[t] dull uniformity” as Pope Francis expresses it. It is the same Spirit who richly distributes various gifts. But the pope rightly notes that there is “communion and unity: we are all in a relation to each other
and we all come together to form one living body, deeply connected to Christ” (italics mine). The reason for this unity in diversity is that we all receive real divine life from being united with Christ. If we are in Christ then we are one with each other in sharing in that divine life. This makes all things new.
As I noted several days ago the Catholic concept of the church leads the pope to say that this unity has an earthly reality that means union with the pope and the bishops. But he, and all serious Catholics since Vatican II, understand that this is a reality that other Christians deeply question. Some believe there is unity with the historic episcopate (i.e., bishops, etc.). Others do not see such a historic episcopate. Catholics alone uniquely affirm unity with the bishop of Rome as the pope. But to read this statement of the pope, as a complete reading clearly reveals, as a blanket denial of Catholic unity with other non-Catholic Christians is to misread the pope’s view.

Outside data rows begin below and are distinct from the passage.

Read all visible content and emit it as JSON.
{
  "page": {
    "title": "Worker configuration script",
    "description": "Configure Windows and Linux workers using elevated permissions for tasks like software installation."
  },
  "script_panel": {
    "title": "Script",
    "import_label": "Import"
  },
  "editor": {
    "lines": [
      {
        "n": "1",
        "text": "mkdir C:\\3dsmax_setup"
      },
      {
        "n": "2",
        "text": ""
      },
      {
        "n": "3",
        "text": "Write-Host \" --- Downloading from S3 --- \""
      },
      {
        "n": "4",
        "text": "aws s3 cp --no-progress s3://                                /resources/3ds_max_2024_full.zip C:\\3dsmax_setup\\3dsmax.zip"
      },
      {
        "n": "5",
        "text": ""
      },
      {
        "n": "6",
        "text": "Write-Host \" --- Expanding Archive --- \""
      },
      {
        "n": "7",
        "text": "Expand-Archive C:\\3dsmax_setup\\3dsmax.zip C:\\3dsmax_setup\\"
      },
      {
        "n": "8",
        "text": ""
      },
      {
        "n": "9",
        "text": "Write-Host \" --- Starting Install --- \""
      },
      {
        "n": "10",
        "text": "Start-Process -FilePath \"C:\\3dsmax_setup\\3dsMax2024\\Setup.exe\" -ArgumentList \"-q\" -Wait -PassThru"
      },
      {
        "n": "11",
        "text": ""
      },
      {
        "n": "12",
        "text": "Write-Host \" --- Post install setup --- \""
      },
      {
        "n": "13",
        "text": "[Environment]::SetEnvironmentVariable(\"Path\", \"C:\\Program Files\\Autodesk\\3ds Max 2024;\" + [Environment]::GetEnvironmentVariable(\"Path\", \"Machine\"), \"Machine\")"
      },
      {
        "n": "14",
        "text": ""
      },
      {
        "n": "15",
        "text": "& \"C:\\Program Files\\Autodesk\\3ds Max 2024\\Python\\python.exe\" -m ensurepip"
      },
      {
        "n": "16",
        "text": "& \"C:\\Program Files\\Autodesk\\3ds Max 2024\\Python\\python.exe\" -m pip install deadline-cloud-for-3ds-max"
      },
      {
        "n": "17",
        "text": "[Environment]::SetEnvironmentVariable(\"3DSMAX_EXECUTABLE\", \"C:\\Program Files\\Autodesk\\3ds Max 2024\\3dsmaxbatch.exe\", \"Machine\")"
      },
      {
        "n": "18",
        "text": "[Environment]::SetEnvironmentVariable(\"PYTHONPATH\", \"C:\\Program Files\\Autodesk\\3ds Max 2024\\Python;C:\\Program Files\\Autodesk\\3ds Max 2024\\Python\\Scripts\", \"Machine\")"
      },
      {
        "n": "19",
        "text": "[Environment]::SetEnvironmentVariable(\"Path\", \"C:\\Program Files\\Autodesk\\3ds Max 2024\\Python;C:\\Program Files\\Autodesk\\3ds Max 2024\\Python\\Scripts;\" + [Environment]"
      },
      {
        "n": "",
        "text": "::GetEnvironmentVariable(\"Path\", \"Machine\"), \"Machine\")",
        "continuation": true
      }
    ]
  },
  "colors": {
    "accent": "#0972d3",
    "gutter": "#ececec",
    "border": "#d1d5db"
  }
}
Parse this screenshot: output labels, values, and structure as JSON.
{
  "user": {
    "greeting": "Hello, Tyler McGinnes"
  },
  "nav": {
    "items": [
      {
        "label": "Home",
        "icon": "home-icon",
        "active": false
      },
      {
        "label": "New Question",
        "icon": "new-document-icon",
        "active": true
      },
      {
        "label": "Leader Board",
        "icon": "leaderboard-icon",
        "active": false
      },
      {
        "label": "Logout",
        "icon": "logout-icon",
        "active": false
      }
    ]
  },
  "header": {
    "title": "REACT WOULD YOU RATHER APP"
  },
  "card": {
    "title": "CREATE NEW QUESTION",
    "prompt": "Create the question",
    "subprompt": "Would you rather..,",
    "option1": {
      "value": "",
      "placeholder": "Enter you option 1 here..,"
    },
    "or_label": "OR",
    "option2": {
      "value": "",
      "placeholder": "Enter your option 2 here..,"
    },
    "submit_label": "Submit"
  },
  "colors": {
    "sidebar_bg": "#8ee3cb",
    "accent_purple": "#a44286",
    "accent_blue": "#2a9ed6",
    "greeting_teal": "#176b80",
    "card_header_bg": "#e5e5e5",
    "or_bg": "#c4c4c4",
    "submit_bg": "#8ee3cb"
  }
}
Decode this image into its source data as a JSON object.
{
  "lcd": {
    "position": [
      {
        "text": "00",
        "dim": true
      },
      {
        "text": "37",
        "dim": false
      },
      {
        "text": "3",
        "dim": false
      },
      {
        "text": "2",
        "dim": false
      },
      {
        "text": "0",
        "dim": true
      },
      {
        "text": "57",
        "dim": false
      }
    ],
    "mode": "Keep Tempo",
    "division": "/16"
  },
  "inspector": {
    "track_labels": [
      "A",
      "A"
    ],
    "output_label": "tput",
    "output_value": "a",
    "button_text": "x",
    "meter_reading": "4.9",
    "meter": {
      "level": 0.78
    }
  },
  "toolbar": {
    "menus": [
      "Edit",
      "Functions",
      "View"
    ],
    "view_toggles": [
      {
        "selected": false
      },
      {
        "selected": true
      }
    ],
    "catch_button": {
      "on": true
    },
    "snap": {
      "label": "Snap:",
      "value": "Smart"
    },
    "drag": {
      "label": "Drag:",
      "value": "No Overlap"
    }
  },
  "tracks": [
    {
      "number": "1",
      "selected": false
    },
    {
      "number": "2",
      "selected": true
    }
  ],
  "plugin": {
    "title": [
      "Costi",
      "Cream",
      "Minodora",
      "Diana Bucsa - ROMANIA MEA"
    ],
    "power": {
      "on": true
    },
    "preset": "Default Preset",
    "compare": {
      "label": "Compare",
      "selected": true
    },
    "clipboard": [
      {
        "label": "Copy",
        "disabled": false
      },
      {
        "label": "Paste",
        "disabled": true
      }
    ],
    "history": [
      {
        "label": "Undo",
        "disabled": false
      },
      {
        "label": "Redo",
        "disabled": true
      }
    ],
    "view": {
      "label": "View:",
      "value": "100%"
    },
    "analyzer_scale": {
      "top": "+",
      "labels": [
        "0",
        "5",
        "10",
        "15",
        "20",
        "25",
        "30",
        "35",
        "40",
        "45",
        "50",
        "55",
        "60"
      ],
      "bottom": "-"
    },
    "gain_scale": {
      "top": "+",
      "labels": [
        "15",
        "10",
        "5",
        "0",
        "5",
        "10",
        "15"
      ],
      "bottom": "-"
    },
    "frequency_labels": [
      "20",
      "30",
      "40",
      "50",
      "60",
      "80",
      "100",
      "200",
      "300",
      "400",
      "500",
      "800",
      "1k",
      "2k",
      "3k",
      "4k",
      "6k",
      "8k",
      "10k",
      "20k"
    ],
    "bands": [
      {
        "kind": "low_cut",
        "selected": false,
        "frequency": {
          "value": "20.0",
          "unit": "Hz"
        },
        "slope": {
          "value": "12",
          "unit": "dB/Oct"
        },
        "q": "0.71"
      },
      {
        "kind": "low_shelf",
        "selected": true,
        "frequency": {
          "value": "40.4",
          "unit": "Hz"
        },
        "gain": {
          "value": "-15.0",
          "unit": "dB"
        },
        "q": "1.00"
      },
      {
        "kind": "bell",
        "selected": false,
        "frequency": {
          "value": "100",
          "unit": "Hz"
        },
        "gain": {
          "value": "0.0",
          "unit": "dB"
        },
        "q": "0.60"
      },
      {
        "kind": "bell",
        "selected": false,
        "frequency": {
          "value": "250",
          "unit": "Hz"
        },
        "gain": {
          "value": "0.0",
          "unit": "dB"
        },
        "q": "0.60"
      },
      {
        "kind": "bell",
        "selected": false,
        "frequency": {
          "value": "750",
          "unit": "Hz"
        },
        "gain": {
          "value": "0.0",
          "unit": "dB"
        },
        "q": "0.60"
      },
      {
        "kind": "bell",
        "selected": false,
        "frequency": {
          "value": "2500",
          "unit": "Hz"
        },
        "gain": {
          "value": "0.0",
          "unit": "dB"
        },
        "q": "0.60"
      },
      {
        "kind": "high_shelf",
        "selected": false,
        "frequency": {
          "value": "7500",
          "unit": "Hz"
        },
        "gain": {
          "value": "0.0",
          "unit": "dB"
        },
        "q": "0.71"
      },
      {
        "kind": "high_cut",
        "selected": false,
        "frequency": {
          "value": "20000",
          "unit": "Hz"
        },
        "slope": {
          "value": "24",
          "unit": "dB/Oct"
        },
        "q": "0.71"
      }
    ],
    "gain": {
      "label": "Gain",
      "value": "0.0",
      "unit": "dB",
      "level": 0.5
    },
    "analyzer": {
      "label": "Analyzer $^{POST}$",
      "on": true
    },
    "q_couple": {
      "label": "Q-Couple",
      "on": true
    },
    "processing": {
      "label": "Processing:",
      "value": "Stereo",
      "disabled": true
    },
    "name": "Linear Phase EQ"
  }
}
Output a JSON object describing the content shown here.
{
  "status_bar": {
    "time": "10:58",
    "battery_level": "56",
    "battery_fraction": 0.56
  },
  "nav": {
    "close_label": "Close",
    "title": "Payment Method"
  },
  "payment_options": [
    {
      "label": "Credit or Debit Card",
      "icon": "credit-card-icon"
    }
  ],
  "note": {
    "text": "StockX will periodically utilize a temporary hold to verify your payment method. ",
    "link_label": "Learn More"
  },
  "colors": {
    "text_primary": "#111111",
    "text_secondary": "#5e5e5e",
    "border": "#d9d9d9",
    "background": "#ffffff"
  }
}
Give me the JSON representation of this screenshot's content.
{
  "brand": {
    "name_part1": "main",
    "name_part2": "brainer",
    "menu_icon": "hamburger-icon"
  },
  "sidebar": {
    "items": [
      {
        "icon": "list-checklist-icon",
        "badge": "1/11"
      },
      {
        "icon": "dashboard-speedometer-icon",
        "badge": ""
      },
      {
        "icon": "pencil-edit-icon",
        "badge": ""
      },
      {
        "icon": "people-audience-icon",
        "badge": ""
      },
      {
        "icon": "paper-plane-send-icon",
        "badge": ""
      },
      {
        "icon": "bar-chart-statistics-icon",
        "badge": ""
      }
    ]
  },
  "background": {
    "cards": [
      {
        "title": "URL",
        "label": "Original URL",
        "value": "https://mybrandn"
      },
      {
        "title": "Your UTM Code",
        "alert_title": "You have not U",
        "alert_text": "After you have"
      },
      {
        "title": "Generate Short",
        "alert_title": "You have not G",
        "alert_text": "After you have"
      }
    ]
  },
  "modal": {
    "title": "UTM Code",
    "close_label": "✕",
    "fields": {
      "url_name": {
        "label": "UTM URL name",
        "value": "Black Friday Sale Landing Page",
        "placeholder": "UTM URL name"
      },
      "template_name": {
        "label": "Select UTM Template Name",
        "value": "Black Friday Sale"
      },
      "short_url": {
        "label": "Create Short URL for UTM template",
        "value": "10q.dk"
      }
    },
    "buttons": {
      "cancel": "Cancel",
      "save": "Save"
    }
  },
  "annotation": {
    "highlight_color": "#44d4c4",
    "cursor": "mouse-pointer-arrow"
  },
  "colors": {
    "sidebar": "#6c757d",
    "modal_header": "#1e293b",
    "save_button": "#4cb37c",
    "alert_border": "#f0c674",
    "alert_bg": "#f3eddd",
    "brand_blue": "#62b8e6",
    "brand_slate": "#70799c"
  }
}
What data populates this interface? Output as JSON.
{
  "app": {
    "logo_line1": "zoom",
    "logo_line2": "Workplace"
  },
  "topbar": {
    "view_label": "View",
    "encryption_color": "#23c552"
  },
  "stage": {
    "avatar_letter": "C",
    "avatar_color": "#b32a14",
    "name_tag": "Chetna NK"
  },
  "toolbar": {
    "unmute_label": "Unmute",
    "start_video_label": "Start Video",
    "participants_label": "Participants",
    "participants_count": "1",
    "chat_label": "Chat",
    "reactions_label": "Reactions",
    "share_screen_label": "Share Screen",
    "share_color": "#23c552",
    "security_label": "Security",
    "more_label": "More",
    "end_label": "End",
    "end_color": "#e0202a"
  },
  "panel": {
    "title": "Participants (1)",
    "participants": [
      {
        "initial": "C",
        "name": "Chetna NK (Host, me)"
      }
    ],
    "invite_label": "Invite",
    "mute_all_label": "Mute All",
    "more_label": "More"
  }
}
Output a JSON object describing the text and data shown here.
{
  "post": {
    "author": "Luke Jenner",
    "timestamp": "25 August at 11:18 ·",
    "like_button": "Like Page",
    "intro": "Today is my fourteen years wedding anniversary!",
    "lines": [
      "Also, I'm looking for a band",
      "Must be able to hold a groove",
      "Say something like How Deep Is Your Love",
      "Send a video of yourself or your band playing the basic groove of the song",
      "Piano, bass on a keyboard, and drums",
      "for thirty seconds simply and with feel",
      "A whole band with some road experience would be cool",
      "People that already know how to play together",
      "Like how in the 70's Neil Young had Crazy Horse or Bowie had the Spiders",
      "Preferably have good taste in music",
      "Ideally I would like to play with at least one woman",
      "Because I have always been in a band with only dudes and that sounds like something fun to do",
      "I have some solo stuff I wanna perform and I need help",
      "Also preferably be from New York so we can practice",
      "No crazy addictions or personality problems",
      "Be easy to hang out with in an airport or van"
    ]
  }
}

Note that he adds to this the statement that “Unity is beyond all conflict.” This is a correct way of saying that our unity is a primary doctrine in the New Testament, not a secondary one. Conflicts do come, even within contexts where godly Christians abide in Christ. But unity is of such great importance that it should not be lost in any conflicts but rather it should “help us to grow.” This is so important for each of us to understand. Our conflicts, with one another, and between our churches, should promote unity, not create new division. This prompts Pope Francis to add, “We must not travel the path of division, of conflict among us, no we must all be united – with our differences – but united because that is the path of Jesus!” He seems to be saying that in spite of our differences we can experience unity so long as we travel “the path of Jesus.” Why? Following him keeps us in fellowship with one another even when we are not in full agreement. This is what I, and my friend Fr. Edward Oakes would call, “the Christocentric core of true unity.” This is what I refer to in my chapter (Chapter 6) “Christ the Center” in Your Church Is Too Small. Hans Urs von Balthasar, the great Catholic theologian expressed this so well when he said, “Only in Christ are all things in communion. He is the point of convergence of all hearts and beings and therefore the bridge and the shortest way from each to each.” This is why I stress “building bridges” that are strongly grounded in Christ alone as the surest way to renewed love and fellowship.
There is an indestructible and undeniable oneness about the church. The reason for this is that the church is in Christ. Thus the pope can say, and please read his words very carefully, “we must all be united – with our differences.” We can be united “with” our differences. Not in them but with them. The difference in preposition here is critical. This language is paradoxical. This is why it is language that is too easily missed by both Catholics and Protestants.
The pope is not saying that our differences do not matter. He is not advocating that we simply reduce our differences to the lowest common denominator and then bury the proverbial hatchet. He is not calling us to a new kind of progressivism that treats our real differences as if they are not really there, or they do not matter. He is rather calling us to a new understanding of our unity, an understanding that I believe is both ancient and post-modern.
In this understanding we work from unity toward our differences, both honestly and forthrightly. We understand what we disagree about but we keep talking and praying together, not in spite of our differences, but before them in love. We keep talking and praying together because we are in Christ and thus we are still one.
The final major paragraph of his address, which I will look at tomorrow, begins with these paradoxical words: “Unity is beyond all conflict.” How can this be? The sentence makes no real sense at first glance. It makes no real sense because this understanding of unity has not been adequately grasped by Catholic or Protestant, especially by many who are on the far ends of the ecclesial-theological spectrum – liberals and conservatives. We have to get beyond such labels and begin to love one another as Christians if we are to enter into this “unity which is beyond all conflict.” Do you hunger for this in our day of fierce and polarizing debate? Do you recognize that some differences really do matter but even these should not keep us from praying and working for unity in Christ?